Tuesday, 27 January, 2015
If there's a silver lining to be found in the furore over controversial comments made by the head of the Auckland branch of the SPCA, it's that Bob Kerridge has at least got people talking about the responsibilities of dog ownership.
"You might recall that really what prompted this was official stats that came out around the number of dog attacks, and particularly south Auckland seems to have some quite high incidence of that," Ric Odom, CEO of SPCA New Zealand, said on Firstline this morning.
Read more about dog attacks in the Auckland region and responsible dog ownership at 3news.co.nz.
Monday, 26 January, 2015
SPCA New Zealand strongly disagrees with Bob Kerridge’s recent comments in the media in which he links ethnicity with the high number of dog attacks in South Auckland.
“Bob’s comments are his personal views and do not reflect the views of the SPCA,” says Ric Odom, CEO of SPCA New Zealand, the national organisation that oversees 47 SPCA centres throughout the country, including Auckland.
“We would also like to clarify that Bob Kerridge does not speak for the SPCA as a whole – his position is Executive Director of SPCA Auckland only.
“Our staff, volunteers, and supporters include people from many different ethnic backgrounds who all share a common goal of advancing animal welfare in New Zealand. We proudly work with anyone who shares our common vision and would be horrified if Mr Kerridge’s comments led anyone to think that his personal views on ethnicity were shared by the SPCA. They are not.
“The SPCA believes responsible dog ownership is something every dog owner should practice regardless of their ethnicity or socio-economic status. If owners are not acting responsibly towards their animals we believe they should be held accountable, which is why we prosecute people accused of animal welfare offences.”
Wednesday, 21 January, 2015

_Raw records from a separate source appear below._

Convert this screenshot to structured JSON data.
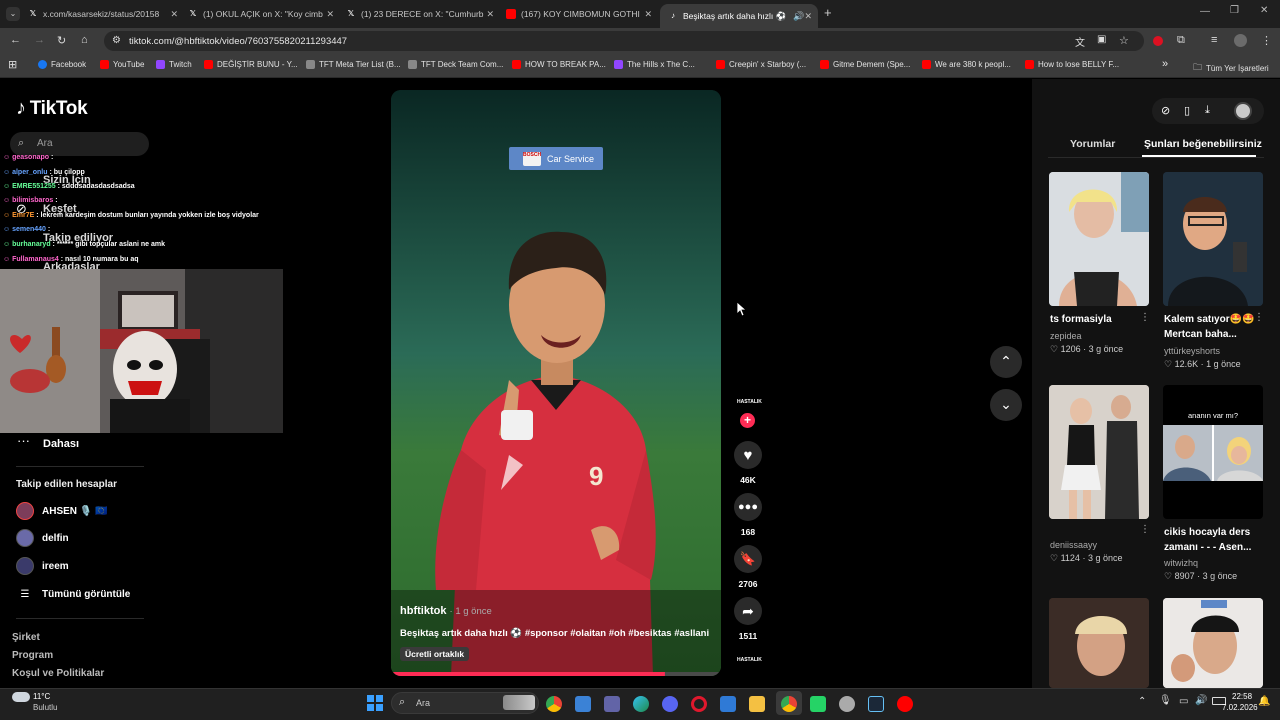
{
  "tabs": [
    {
      "label": "x.com/kasarsekiz/status/20158",
      "fav": "x-logo"
    },
    {
      "label": "(1) OKUL AÇIK on X: \"Koy cimb",
      "fav": "x-logo"
    },
    {
      "label": "(1) 23 DERECE on X: \"Cumhurb",
      "fav": "x-logo"
    },
    {
      "label": "(167) KOY CIMBOMUN GOTHI",
      "fav": "youtube-logo"
    },
    {
      "label": "Beşiktaş artık daha hızlı ⚽",
      "fav": "tiktok-logo",
      "active": true
    }
  ],
  "address": {
    "url": "tiktok.com/@hbftiktok/video/7603755820211293447"
  },
  "bookmarks": [
    {
      "label": "Facebook",
      "color": "#1877f2"
    },
    {
      "label": "YouTube",
      "color": "#ff0000"
    },
    {
      "label": "Twitch",
      "color": "#9146ff"
    },
    {
      "label": "DEĞİŞTİR BUNU - Y...",
      "color": "#ff0000"
    },
    {
      "label": "TFT Meta Tier List (B...",
      "color": "#888888"
    },
    {
      "label": "TFT Deck Team Com...",
      "color": "#888888"
    },
    {
      "label": "HOW TO BREAK PA...",
      "color": "#ff0000"
    },
    {
      "label": "The Hills x The C...",
      "color": "#9146ff"
    },
    {
      "label": "Creepin' x Starboy (...",
      "color": "#ff0000"
    },
    {
      "label": "Gitme Demem (Spe...",
      "color": "#ff0000"
    },
    {
      "label": "We are 380 k peopl...",
      "color": "#ff0000"
    },
    {
      "label": "How to lose BELLY F...",
      "color": "#ff0000"
    },
    {
      "label": "»",
      "color": ""
    },
    {
      "label": "Tüm Yer İşaretleri",
      "color": ""
    }
  ],
  "sidebar": {
    "logo": "TikTok",
    "search_placeholder": "Ara",
    "items": [
      "Sizin İçin",
      "Keşfet",
      "Takip ediliyor",
      "Arkadaşlar",
      "Dahası"
    ],
    "following_title": "Takip edilen hesaplar",
    "following": [
      {
        "name": "AHSEN 🎙️ 🇪🇺"
      },
      {
        "name": "delfin"
      },
      {
        "name": "ireem"
      }
    ],
    "show_all": "Tümünü görüntüle",
    "footer": [
      "Şirket",
      "Program",
      "Koşul ve Politikalar"
    ]
  },
  "chat": [
    {
      "user": "geasonapo",
      "msg": ":",
      "color": "#ff66cc"
    },
    {
      "user": "alper_onlu",
      "msg": ": bu çilopp",
      "color": "#66a3ff"
    },
    {
      "user": "EMRE551255",
      "msg": ": sdddsadasdasdsadsa",
      "color": "#66ff99"
    },
    {
      "user": "bilimisbaros",
      "msg": ":",
      "color": "#ff66cc"
    },
    {
      "user": "Emr7E",
      "msg": ": lekrem kardeşim dostum bunları yayında yokken izle boş vidyolar",
      "color": "#ff9933"
    },
    {
      "user": "semen440",
      "msg": ":",
      "color": "#66a3ff"
    },
    {
      "user": "burhanaryd",
      "msg": ": ****** gibi topçular aslani ne amk",
      "color": "#66ff99"
    },
    {
      "user": "Fullamanaus4",
      "msg": ": nasıl 10 numara bu aq",
      "color": "#ff66cc"
    }
  ],
  "video": {
    "ad_label": "Car Service",
    "author": "hbftiktok",
    "time": "· 1 g önce",
    "caption": "Beşiktaş artık daha hızlı ⚽ #sponsor #olaitan #oh #besiktas #asllani",
    "partner": "Ücretli ortaklık",
    "player_number": "9",
    "progress": 0.83
  },
  "actions": {
    "brand_top": "HASTALIK",
    "likes": "46K",
    "comments": "168",
    "saves": "2706",
    "shares": "1511",
    "brand_bottom": "HASTALIK"
  },
  "right": {
    "tabs": [
      "Yorumlar",
      "Şunları beğenebilirsiniz"
    ],
    "cards": [
      {
        "title": "ts formasiyla",
        "author": "zepidea",
        "likes": "1206",
        "time": "3 g önce"
      },
      {
        "title": "Kalem satıyor🤩🤩Mertcan baha...",
        "author": "yttürkeyshorts",
        "likes": "12.6K",
        "time": "1 g önce"
      },
      {
        "title": "",
        "author": "deniissaayy",
        "likes": "1124",
        "time": "3 g önce"
      },
      {
        "title": "cikis hocayla ders zamanı - - - Asen...",
        "author": "witwizhq",
        "likes": "8907",
        "time": "3 g önce"
      }
    ],
    "card4_overlay": "ananın var mı?"
  },
  "taskbar": {
    "weather_temp": "11°C",
    "weather_desc": "Bulutlu",
    "search_placeholder": "Ara",
    "time": "22:58",
    "date": "7.02.2026"
  }
}
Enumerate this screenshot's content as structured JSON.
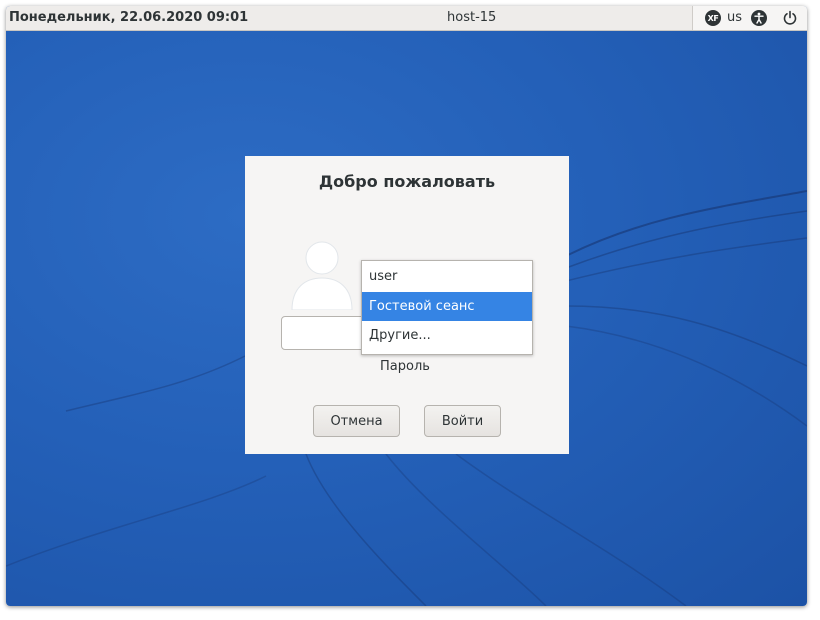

On 3 September 2014, 37-year-old Tauranga man Jarrod Wharekawa tied ‘Temtem’, his 5-month-old Staffordshire Terrier crossbred puppy, to the back of his ute and drove off. Somewhere down the road, Temtem jumped or fell off and was dragged along the road for some distance.
Wharekawa took the puppy to a vet clinic where the veterinarian observed that the flesh on its right hind leg had been ripped open to expose the bone, which had been snapped in two.
Tendons were severed or missing and the bone had been ground down significantly by the road surface. The skin on the puppy’s rear and other places on its body had been rubbed raw exposing the flesh underneath. The veterinarian suspected the pelvis was also fractured.
Wharekawa refused to accept the veterinarian’s advice that euthanasia was the best option to end the puppy’s suffering. So the puppy was released under strict instructions for it to be returned for further assessment the following morning. Following Wharekawa’s failure to return with the puppy, the clinic informed SPCA Tauranga.
Wednesday, 14 January, 2015
The prospect of dogs being stolen and used for dog fighting has the Gore community and police demanding answers.
It all started with a staffordshire terrier called Polly, who was taken from SPCA Gore and returned rattled, mauled and fighting for her life.
Her case sparked a massive response on social media with many believing that Polly was taken by dog fighters to be used as bait to train another dog how to kill.
Read more about Polly and the police investigation at tvnz.co.nz.
Thursday, 18 December, 2014
SPCA New Zealand applauds the ban on the sale and use of glueboard traps in New Zealand.
Glueboard traps are boards with a sticky glue layer that are used to capture and hold live rodents. The SPCA considers the level of pain or distress caused to animals trapped on glueboards to be unreasonable and says that adequate alternatives are available.